> _Work task_
Your job is to copy every line in the material containing the word "text".

> _Supplied data_
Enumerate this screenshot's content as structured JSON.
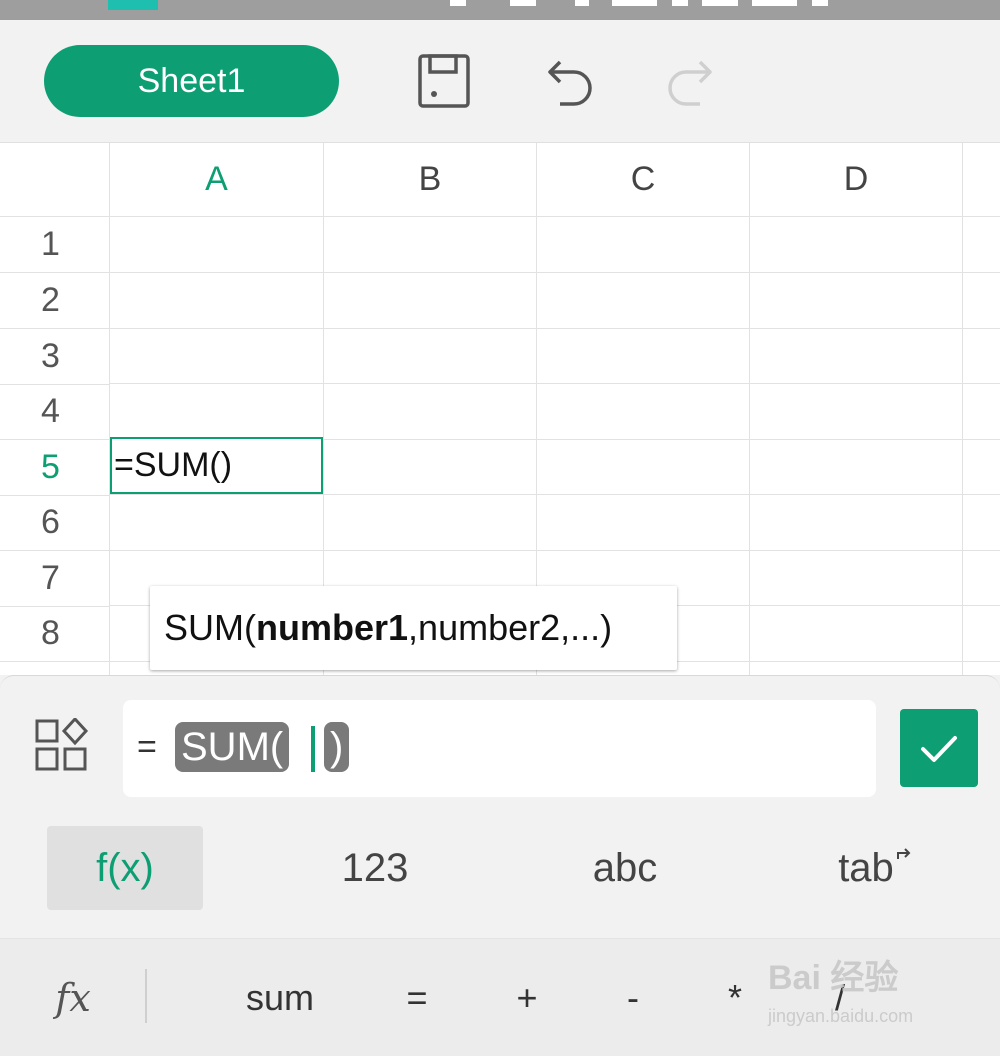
{
  "toolbar": {
    "sheet_tab_label": "Sheet1",
    "save_icon": "save-icon",
    "undo_icon": "undo-icon",
    "redo_icon": "redo-icon"
  },
  "grid": {
    "columns": [
      "A",
      "B",
      "C",
      "D"
    ],
    "rows": [
      "1",
      "2",
      "3",
      "4",
      "5",
      "6",
      "7",
      "8"
    ],
    "active_column": "A",
    "active_row": "5",
    "active_cell_value": "=SUM()"
  },
  "tooltip": {
    "fn_name": "SUM(",
    "arg_current": "number1",
    "arg_rest": ",number2,...)"
  },
  "formula_bar": {
    "equals": "=",
    "token_fn": "SUM(",
    "token_close": ")",
    "apps_icon": "apps-grid-icon",
    "confirm_icon": "checkmark-icon"
  },
  "modes": [
    {
      "label": "f(x)",
      "active": true
    },
    {
      "label": "123",
      "active": false
    },
    {
      "label": "abc",
      "active": false
    },
    {
      "label": "tab",
      "active": false
    }
  ],
  "tab_icon": "tab-arrow-icon",
  "quickbar": {
    "fx_label": "fx",
    "items": [
      "sum",
      "=",
      "+",
      "-",
      "*",
      "/"
    ]
  },
  "watermark": {
    "brand": "Bai 经验",
    "url": "jingyan.baidu.com"
  },
  "colors": {
    "accent": "#0e9e74",
    "token_bg": "#7a7a7a",
    "background": "#f2f2f2"
  }
}
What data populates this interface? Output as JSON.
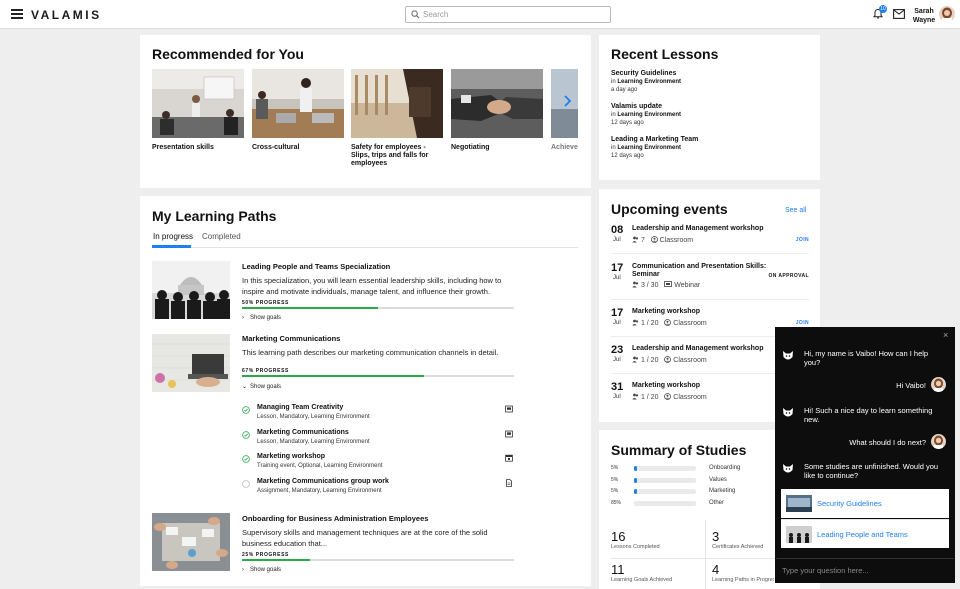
{
  "header": {
    "logo": "VALAMIS",
    "search_placeholder": "Search",
    "notifications_count": "10",
    "user_first": "Sarah",
    "user_last": "Wayne"
  },
  "recommended": {
    "title": "Recommended for You",
    "items": [
      {
        "label": "Presentation skills"
      },
      {
        "label": "Cross-cultural"
      },
      {
        "label": "Safety for employees - Slips, trips and falls for employees"
      },
      {
        "label": "Negotiating"
      },
      {
        "label": "Achieve commu"
      }
    ]
  },
  "learning_paths": {
    "title": "My Learning Paths",
    "tabs": [
      {
        "label": "In progress"
      },
      {
        "label": "Completed"
      }
    ],
    "paths": [
      {
        "title": "Leading People and Teams Specialization",
        "description": "In this specialization, you will learn essential leadership skills, including how to inspire and motivate individuals, manage talent, and influence their growth.",
        "progress_label": "50% PROGRESS",
        "progress": 0.5,
        "goals_label": "Show goals"
      },
      {
        "title": "Marketing Communications",
        "description": "This learning path describes our marketing communication channels in detail.",
        "progress_label": "67% PROGRESS",
        "progress": 0.67,
        "goals_label": "Show goals",
        "goals": [
          {
            "title": "Managing Team Creativity",
            "sub": "Lesson, Mandatory, Learning Environment",
            "done": true,
            "icon": "lesson-icon"
          },
          {
            "title": "Marketing Communications",
            "sub": "Lesson, Mandatory, Learning Environment",
            "done": true,
            "icon": "lesson-icon"
          },
          {
            "title": "Marketing workshop",
            "sub": "Training event, Optional, Learning Environment",
            "done": true,
            "icon": "calendar-icon"
          },
          {
            "title": "Marketing Communications group work",
            "sub": "Assignment, Mandatory, Learning Environment",
            "done": false,
            "icon": "document-icon"
          }
        ]
      },
      {
        "title": "Onboarding for Business Administration Employees",
        "description": "Supervisory skills and management techniques are at the core of the solid business education that...",
        "progress_label": "25% PROGRESS",
        "progress": 0.25,
        "goals_label": "Show goals"
      }
    ]
  },
  "recent_lessons": {
    "title": "Recent Lessons",
    "in_label": "in",
    "items": [
      {
        "title": "Security Guidelines",
        "env": "Learning Environment",
        "when": "a day ago"
      },
      {
        "title": "Valamis update",
        "env": "Learning Environment",
        "when": "12 days ago"
      },
      {
        "title": "Leading a Marketing Team",
        "env": "Learning Environment",
        "when": "12 days ago"
      }
    ]
  },
  "events": {
    "title": "Upcoming events",
    "see_all": "See all",
    "items": [
      {
        "day": "08",
        "month": "Jul",
        "title": "Leadership and Management workshop",
        "seats": "7",
        "type": "Classroom",
        "action": "JOIN",
        "action_style": "blue"
      },
      {
        "day": "17",
        "month": "Jul",
        "title": "Communication and Presentation Skills: Seminar",
        "seats": "3 / 30",
        "type": "Webinar",
        "action": "ON APPROVAL",
        "action_style": "dark"
      },
      {
        "day": "17",
        "month": "Jul",
        "title": "Marketing workshop",
        "seats": "1 / 20",
        "type": "Classroom",
        "action": "JOIN",
        "action_style": "blue"
      },
      {
        "day": "23",
        "month": "Jul",
        "title": "Leadership and Management workshop",
        "seats": "1 / 20",
        "type": "Classroom",
        "action": "",
        "action_style": "blue"
      },
      {
        "day": "31",
        "month": "Jul",
        "title": "Marketing workshop",
        "seats": "1 / 20",
        "type": "Classroom",
        "action": "",
        "action_style": "blue"
      }
    ]
  },
  "summary": {
    "title": "Summary of Studies",
    "rows": [
      {
        "pct": "5%",
        "value": 0.05,
        "label": "Onboarding"
      },
      {
        "pct": "5%",
        "value": 0.05,
        "label": "Values"
      },
      {
        "pct": "5%",
        "value": 0.05,
        "label": "Marketing"
      },
      {
        "pct": "85%",
        "value": 0.85,
        "label": "Other"
      }
    ],
    "stats": [
      {
        "value": "16",
        "label": "Lessons Completed"
      },
      {
        "value": "3",
        "label": "Certificates Achieved"
      },
      {
        "value": "11",
        "label": "Learning Goals Achieved"
      },
      {
        "value": "4",
        "label": "Learning Paths in Progress"
      }
    ]
  },
  "chat": {
    "close": "×",
    "messages": [
      {
        "from": "bot",
        "text": "Hi, my name is Vaibo! How can I help you?"
      },
      {
        "from": "user",
        "text": "Hi Vaibo!"
      },
      {
        "from": "bot",
        "text": "Hi! Such a nice day to learn something new."
      },
      {
        "from": "user",
        "text": "What should I do next?"
      },
      {
        "from": "bot",
        "text": "Some studies are unfinished. Would you like to continue?"
      }
    ],
    "suggestions": [
      {
        "label": "Security Guidelines"
      },
      {
        "label": "Leading People and Teams"
      }
    ],
    "input_placeholder": "Type your question here..."
  },
  "colors": {
    "accent": "#1e7ff0",
    "progress": "#2aa84a",
    "chat_bg": "#0d0d0d"
  }
}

> _Result of the exercise_
        "text": "Hi, my name is Vaibo! How can I help you?"
        "text": "Hi Vaibo!"
        "text": "Hi! Such a nice day to learn something new."
        "text": "What should I do next?"
        "text": "Some studies are unfinished. Would you like to continue?"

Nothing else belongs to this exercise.